These were not only the ideal conditions for me to join a rock and roll band, they were the only possible conditions. It worked out really well for a while. We finished Loud, and kept playing each weekend, either in my basement or in the Fairs' 1804 house in Uniontown, Maryland, which had an historical plaque out front related to the battle of Gettysburg. Every Sunday we recorded three or four hours of songs onto 4-track reel-to-reel tape, which Jad would review and mix down during the week. Thus began the era of monster songs and love songs.
At the same time, Jad was recording an amazing range of solo material, using all kinds of instruments, toys, noise-makers, electronics, and every possible sound and rhythm. So he established his pattern early: on the one hand he had a normal (relatively speaking!) rock band, Half Japanese, and on the other hand a constant proliferation of wild, out-there collaborations and solo work.
We started playing shows with the six-person lineup. The first (and my first public performance ever) was opening for Lydia Lunch's blues band, the Devil Dogs, in December 1980 at the old 9:30 Club. Bands shared the same "dressing room," a famously dank, stinking, and rat-infested basement. We didn't hit it off too well with Lydia at first. She had brought along an iron saucepan for a rhythm instrument, and Ricky use it for an ashtray. After she heard us, and the crowd's reaction, though, she did get more friendly. In fact, we blew her off the stage. At the bar, a woman told me that if she ever got married again, it would be to a member of my band. When I was a little slow to process this information, she quickly added, "Don't worry! That's a compliment!"
At that show I discovered that my deep and terrible stage fright converts into adrenalin as soon as the music starts. That, brothers and sisters, is a lifelong addiction.
During the early 1980s, we put out a record a year: Loud, Horrible, Our Solar System, and Sing No Evil, which have been reissued again and again, most recently on the Fire Records box before this one. That pattern broke down with Charmed Life, which took two years to recor an then fell into the record industry's equivalent of Vietcong captivity (as Penn Jillette explains in Jeff Feuerzig's film Half Japanese: The Band That Would Be King).
While that situation sorted itself out, the band's focus shifted from recording and playing in the basement or bedroom to touring. Jad was ready to do music full-time. John, David, and I were not, having jobs and families, so we stepped back at that poiunt (which was around 1988). Half Japanese became Jad plus a revolving group of road musicians who lived far apart, got together to tour, and recorded when they could fit it in.

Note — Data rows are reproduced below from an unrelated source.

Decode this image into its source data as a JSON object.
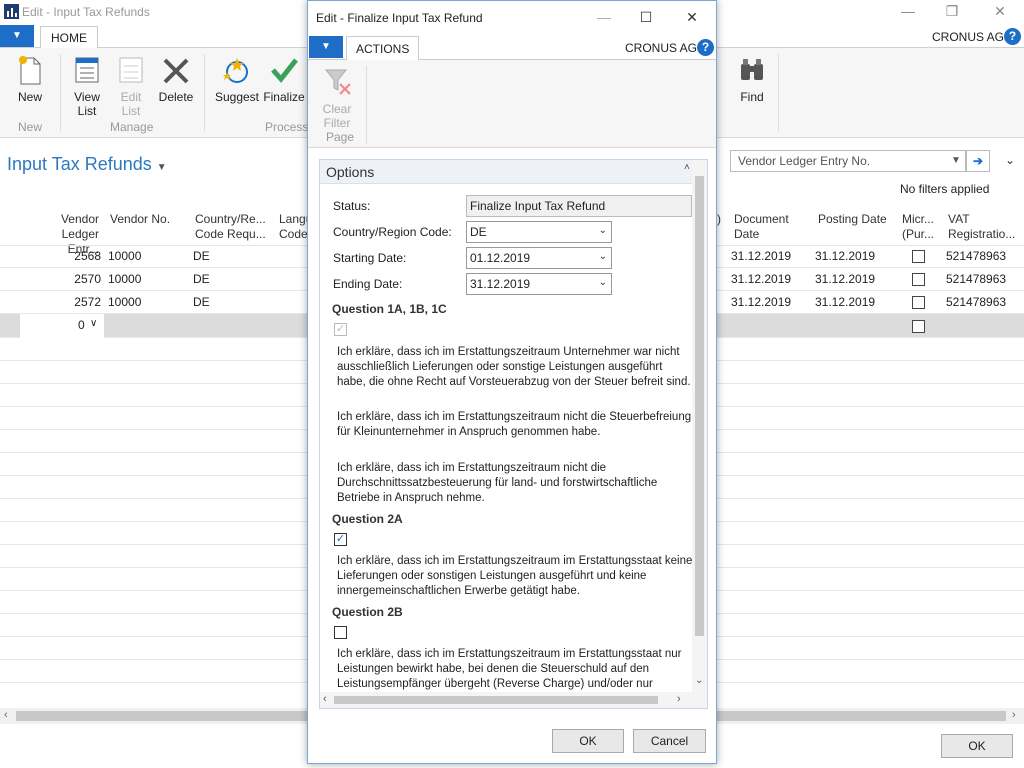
{
  "app": {
    "title": "Edit - Input Tax Refunds",
    "company": "CRONUS AG",
    "tab_home": "HOME"
  },
  "ribbon": {
    "new": "New",
    "view_list": [
      "View",
      "List"
    ],
    "edit_list": [
      "Edit",
      "List"
    ],
    "delete": "Delete",
    "suggest": "Suggest",
    "finalize": "Finalize",
    "find": "Find",
    "groups": {
      "new": "New",
      "manage": "Manage",
      "process": "Process"
    }
  },
  "page": {
    "title": "Input Tax Refunds",
    "search_field": "Vendor Ledger Entry No.",
    "filters": "No filters applied"
  },
  "columns": {
    "vendor_ledger": [
      "Vendor",
      "Ledger Entr..."
    ],
    "vendor_no": "Vendor No.",
    "country": [
      "Country/Re...",
      "Code Requ..."
    ],
    "language": [
      "Langu",
      "Code"
    ],
    "doc_date": [
      "Document",
      "Date"
    ],
    "posting_date": "Posting Date",
    "micro": [
      "Micr...",
      "(Pur..."
    ],
    "vat": [
      "VAT",
      "Registratio..."
    ],
    "paren": ")"
  },
  "rows": [
    {
      "entry": "2568",
      "vendor": "10000",
      "country": "DE",
      "doc_date": "31.12.2019",
      "posting_date": "31.12.2019",
      "vat": "521478963"
    },
    {
      "entry": "2570",
      "vendor": "10000",
      "country": "DE",
      "doc_date": "31.12.2019",
      "posting_date": "31.12.2019",
      "vat": "521478963"
    },
    {
      "entry": "2572",
      "vendor": "10000",
      "country": "DE",
      "doc_date": "31.12.2019",
      "posting_date": "31.12.2019",
      "vat": "521478963"
    }
  ],
  "new_row": {
    "entry": "0"
  },
  "main_ok": "OK",
  "dialog": {
    "title": "Edit - Finalize Input Tax Refund",
    "tab_actions": "ACTIONS",
    "company": "CRONUS AG",
    "clear_filter": [
      "Clear",
      "Filter"
    ],
    "group_page": "Page",
    "section": "Options",
    "status_label": "Status:",
    "status_value": "Finalize Input Tax Refund",
    "country_label": "Country/Region Code:",
    "country_value": "DE",
    "start_label": "Starting Date:",
    "start_value": "01.12.2019",
    "end_label": "Ending Date:",
    "end_value": "31.12.2019",
    "q1_heading": "Question 1A, 1B, 1C",
    "q1_text1": "Ich erkläre, dass ich im Erstattungszeitraum Unternehmer war nicht ausschließlich Lieferungen oder sonstige Leistungen ausgeführt habe, die ohne Recht auf Vorsteuerabzug von der Steuer befreit sind.",
    "q1_text2": "Ich erkläre, dass ich im Erstattungszeitraum nicht die Steuerbefreiung für Kleinunternehmer in Anspruch genommen habe.",
    "q1_text3": "Ich erkläre, dass ich im Erstattungszeitraum nicht die Durchschnittssatzbesteuerung für land- und forstwirtschaftliche Betriebe in Anspruch nehme.",
    "q2a_heading": "Question 2A",
    "q2a_text": "Ich erkläre, dass ich im Erstattungszeitraum im Erstattungsstaat keine Lieferungen oder sonstigen Leistungen ausgeführt und keine innergemeinschaftlichen Erwerbe getätigt habe.",
    "q2b_heading": "Question 2B",
    "q2b_text": "Ich erkläre, dass ich im Erstattungszeitraum im Erstattungsstaat nur Leistungen bewirkt habe, bei denen die Steuerschuld auf den Leistungsempfänger übergeht (Reverse Charge) und/oder nur",
    "ok": "OK",
    "cancel": "Cancel"
  },
  "colors": {
    "accent": "#1e6ec8",
    "title_blue": "#2b79c1"
  }
}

This box set documents the transition. We Are They Who Ache With Amorous Love (1991) is a compilation of tracks from all, or almost all, of the different lineups up to that point. Fire In The Sky (1993) features a brilliant but short-lived version of the band. Hot (1995) is the first LP recorded by the most stable lineup in Half Japanese history, who are still playing together 20 years on.